Exposure to the ultraviolet (UV) rays from the sun is another common source of eye damage.  Choosing sunglasses that block UV radiation from sunlight will help prevent conditions like macular degeneration and cataracts.

Limit and manage screen time

An increasingly common threat to the eyes is too much screen time. What used to be mainly television entertainment and work now follows us around everywhere we go. Besides the ‘close work’ factor already mentioned, some studies suggest that the blue light from screens can damage retinal cells, leading to macular degeneration. This same blue light is known to suppress the sleep hormone melatonin, causing disrupted sleep patterns and increased eye strain. A recent NEI-funded study found that children’s eyes apparently absorb more blue light from screens than adults do.

To mitigate the habit of looking into a screen for a prolonged period of time, follow the 20-20-20 rule. Every 20 minutes, stop staring at the screen and look at something else 20 feet away for 20 seconds.

With this, you can balance out your exposure to the bright lights of your computer screen and undergo a regulated period of time to perform your work while giving your eyes enough time and space to rest.

Do eye exercises

There are a number of techniques you can use to relieve visual stress, such as palming, sunning, and scanning. Doing these eye exercises daily can improve your circulation and release stress that gets accumulated in the eyes and help prevent further myopia.

Reduce your prescription

While corrective lenses make the world clearer, our prescriptions are often stronger than we need, and only lead to further damage. Progressive lenses and bifocals, especially, train the eyes to tunnel your vision, promoting further degeneration. Ask your doctor for a weaker prescription to wear indoors. While things may be a little more blurry, your eyes will be more relaxed, enabling them to improve.
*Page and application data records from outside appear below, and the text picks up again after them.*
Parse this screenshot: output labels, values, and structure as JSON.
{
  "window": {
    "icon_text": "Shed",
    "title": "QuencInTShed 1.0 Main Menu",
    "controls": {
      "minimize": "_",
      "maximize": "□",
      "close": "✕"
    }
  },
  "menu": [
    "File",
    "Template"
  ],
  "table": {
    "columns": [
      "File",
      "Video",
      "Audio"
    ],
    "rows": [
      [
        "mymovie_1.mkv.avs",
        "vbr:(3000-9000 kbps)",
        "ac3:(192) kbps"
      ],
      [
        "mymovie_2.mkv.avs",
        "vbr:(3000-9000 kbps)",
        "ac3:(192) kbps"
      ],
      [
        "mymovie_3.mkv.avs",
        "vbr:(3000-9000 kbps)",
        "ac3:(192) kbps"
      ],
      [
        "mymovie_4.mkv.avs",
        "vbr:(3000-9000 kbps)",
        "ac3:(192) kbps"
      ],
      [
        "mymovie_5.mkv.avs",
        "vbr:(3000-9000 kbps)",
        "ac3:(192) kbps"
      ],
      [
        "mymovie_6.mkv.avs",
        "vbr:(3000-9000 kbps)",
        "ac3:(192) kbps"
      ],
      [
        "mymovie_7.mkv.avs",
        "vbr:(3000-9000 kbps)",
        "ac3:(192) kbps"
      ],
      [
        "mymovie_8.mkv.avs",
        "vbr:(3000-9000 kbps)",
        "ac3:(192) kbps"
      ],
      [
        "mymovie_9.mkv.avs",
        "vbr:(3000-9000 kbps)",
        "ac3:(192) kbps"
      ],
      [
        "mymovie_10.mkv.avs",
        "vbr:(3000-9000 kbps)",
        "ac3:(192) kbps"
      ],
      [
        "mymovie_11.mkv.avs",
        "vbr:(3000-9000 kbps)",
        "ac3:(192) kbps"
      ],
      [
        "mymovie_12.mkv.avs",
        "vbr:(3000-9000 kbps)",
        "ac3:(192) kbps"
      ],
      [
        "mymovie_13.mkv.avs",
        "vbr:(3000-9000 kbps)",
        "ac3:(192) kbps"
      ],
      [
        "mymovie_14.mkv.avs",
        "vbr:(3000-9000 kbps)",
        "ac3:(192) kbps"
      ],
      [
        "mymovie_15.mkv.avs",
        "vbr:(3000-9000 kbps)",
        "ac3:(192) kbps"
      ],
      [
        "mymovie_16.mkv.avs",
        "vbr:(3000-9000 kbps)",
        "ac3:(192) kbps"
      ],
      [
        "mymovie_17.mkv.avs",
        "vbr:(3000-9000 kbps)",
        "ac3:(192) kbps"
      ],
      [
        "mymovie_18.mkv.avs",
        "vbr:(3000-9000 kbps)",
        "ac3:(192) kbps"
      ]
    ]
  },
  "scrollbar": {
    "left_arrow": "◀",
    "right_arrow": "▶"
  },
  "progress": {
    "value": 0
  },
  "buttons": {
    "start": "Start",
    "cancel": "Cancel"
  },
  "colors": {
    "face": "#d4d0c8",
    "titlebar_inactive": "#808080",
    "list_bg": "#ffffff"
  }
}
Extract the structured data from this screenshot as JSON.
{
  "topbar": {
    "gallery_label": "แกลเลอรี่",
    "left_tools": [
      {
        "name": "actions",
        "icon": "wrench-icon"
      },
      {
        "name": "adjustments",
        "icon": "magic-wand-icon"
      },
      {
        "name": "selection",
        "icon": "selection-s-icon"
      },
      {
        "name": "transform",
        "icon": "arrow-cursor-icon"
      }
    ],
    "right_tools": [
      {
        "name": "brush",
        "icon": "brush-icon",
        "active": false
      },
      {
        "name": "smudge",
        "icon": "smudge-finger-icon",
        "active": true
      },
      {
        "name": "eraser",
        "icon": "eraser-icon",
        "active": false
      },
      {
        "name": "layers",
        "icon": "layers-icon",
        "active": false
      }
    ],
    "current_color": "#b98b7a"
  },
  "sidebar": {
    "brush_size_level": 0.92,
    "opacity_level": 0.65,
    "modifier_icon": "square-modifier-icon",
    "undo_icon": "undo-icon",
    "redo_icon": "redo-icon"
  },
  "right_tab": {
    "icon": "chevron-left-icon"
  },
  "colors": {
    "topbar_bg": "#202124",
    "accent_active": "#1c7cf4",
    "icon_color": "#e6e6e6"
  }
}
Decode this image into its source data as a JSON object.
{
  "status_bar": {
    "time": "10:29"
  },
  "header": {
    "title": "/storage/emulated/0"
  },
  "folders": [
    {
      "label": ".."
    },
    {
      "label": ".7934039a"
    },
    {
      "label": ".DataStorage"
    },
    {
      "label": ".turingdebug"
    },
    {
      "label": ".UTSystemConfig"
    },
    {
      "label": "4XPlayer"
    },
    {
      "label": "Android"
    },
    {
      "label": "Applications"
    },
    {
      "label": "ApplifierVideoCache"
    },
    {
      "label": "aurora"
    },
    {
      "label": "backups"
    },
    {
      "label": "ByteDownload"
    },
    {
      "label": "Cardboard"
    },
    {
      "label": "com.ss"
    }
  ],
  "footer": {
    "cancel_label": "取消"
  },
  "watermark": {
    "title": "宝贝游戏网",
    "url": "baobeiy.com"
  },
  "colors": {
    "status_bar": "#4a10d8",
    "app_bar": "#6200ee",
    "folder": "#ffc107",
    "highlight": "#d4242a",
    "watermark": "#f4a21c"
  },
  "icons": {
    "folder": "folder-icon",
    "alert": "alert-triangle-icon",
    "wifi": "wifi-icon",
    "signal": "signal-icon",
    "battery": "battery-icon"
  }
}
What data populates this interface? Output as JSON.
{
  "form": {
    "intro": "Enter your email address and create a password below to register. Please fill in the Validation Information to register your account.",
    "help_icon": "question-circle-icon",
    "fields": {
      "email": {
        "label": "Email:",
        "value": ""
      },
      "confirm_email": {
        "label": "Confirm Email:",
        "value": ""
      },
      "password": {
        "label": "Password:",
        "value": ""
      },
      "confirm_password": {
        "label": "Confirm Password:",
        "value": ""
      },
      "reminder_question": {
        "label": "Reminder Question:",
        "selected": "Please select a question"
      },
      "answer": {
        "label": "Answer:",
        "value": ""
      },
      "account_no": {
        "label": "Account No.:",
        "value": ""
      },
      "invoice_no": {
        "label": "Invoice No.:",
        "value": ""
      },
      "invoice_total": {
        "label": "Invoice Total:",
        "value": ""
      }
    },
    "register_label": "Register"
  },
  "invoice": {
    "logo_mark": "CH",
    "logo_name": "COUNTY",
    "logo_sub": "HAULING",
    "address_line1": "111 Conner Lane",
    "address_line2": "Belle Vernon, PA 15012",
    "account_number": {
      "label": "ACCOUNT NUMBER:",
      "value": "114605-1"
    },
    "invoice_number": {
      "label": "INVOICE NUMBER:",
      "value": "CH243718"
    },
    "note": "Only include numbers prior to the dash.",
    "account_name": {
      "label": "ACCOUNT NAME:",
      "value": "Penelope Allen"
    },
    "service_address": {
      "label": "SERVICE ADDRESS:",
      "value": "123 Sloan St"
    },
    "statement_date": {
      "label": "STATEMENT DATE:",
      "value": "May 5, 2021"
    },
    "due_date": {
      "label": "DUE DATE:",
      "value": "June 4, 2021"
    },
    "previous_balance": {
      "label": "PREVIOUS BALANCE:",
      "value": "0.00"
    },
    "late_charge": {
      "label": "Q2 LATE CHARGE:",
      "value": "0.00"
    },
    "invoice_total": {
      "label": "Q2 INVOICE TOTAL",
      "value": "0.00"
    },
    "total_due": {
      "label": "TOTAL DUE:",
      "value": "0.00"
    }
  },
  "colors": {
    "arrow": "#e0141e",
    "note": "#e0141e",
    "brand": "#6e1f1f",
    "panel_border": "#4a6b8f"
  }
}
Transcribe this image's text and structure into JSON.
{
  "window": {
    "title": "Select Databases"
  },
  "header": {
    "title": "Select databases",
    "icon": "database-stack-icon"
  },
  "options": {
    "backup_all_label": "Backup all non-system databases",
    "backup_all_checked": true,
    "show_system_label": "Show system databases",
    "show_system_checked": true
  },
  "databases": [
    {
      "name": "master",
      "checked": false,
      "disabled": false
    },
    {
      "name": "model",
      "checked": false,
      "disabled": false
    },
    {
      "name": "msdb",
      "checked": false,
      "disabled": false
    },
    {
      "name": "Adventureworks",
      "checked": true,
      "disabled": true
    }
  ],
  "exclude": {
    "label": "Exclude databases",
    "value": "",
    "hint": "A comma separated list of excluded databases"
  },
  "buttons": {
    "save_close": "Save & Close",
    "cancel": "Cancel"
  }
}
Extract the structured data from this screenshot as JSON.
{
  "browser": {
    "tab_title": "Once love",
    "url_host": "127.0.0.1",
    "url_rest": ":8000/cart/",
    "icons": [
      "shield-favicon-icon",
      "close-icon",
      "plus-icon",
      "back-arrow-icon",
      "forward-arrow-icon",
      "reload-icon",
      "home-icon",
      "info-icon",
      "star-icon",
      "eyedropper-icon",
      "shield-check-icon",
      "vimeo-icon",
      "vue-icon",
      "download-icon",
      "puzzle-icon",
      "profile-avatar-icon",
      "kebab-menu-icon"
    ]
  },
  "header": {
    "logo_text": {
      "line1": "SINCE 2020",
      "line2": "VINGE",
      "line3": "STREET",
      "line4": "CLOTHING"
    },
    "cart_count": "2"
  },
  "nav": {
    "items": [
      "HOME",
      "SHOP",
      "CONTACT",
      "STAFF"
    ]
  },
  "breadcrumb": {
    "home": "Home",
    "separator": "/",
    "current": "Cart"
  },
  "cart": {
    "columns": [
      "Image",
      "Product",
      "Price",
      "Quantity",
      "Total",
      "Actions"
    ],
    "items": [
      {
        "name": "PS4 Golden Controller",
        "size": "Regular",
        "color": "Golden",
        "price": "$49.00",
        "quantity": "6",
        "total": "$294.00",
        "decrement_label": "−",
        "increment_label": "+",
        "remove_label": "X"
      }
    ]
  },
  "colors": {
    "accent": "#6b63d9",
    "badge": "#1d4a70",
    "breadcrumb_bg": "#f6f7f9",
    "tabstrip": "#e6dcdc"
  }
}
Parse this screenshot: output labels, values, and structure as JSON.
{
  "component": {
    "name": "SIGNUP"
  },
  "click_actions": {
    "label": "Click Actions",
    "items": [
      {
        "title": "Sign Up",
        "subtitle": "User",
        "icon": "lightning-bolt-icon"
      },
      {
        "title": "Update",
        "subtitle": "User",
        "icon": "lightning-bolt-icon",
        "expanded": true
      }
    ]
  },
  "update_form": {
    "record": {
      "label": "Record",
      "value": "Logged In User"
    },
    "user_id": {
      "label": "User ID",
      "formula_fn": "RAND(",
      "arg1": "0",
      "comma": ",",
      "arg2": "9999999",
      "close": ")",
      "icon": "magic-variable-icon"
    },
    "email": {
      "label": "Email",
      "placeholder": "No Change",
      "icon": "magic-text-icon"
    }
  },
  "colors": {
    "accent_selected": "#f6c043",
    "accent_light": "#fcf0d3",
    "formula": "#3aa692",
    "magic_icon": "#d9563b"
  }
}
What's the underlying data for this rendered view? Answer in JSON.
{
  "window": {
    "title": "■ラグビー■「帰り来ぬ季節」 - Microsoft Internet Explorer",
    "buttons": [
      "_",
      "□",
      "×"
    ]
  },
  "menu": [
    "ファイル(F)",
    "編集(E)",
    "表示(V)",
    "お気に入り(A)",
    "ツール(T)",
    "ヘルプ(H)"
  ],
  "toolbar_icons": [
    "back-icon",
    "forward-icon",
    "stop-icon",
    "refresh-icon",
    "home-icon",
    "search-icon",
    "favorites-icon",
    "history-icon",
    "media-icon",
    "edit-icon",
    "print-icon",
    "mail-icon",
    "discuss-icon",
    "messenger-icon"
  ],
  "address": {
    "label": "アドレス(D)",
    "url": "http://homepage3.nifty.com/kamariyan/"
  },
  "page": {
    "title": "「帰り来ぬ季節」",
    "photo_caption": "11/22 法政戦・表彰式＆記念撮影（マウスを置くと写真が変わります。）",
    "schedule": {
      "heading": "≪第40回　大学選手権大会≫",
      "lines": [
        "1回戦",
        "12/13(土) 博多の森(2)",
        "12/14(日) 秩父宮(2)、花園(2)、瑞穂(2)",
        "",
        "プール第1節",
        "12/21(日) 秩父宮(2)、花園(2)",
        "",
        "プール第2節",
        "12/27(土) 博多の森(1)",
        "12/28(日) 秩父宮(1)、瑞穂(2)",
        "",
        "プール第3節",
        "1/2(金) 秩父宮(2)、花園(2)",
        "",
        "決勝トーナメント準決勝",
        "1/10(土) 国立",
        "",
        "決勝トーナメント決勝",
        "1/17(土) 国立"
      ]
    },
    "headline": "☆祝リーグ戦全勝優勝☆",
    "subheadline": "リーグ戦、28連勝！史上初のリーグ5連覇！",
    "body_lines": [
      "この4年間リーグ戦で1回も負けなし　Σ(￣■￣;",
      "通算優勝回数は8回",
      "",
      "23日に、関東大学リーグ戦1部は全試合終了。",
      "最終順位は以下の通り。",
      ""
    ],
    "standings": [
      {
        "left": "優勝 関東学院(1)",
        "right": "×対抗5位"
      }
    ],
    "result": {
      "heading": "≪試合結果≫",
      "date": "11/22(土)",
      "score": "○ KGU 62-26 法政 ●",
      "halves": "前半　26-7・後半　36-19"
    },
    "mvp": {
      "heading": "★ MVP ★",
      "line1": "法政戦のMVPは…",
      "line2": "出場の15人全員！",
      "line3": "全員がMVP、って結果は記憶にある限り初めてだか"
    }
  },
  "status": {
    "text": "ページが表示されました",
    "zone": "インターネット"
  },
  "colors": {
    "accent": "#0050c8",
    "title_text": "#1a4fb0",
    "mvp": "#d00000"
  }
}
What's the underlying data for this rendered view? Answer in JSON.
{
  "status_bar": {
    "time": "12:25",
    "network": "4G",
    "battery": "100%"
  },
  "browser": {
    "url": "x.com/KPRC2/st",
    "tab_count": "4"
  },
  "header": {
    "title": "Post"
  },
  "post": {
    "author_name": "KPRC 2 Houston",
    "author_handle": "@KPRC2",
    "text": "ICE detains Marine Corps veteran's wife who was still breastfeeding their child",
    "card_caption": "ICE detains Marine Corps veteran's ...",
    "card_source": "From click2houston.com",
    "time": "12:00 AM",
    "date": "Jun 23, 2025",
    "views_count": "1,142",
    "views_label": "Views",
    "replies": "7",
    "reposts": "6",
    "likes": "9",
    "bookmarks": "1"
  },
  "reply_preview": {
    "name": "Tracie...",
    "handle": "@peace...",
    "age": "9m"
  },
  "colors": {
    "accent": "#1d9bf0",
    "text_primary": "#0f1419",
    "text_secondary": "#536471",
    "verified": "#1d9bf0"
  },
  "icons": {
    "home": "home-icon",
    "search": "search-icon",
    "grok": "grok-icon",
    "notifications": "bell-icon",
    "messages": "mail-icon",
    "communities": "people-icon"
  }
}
By applying the methods above, you can give your eyes the love and care needed to maintain a proper view of the world around you. 

Ila Bonczek contributed to this report.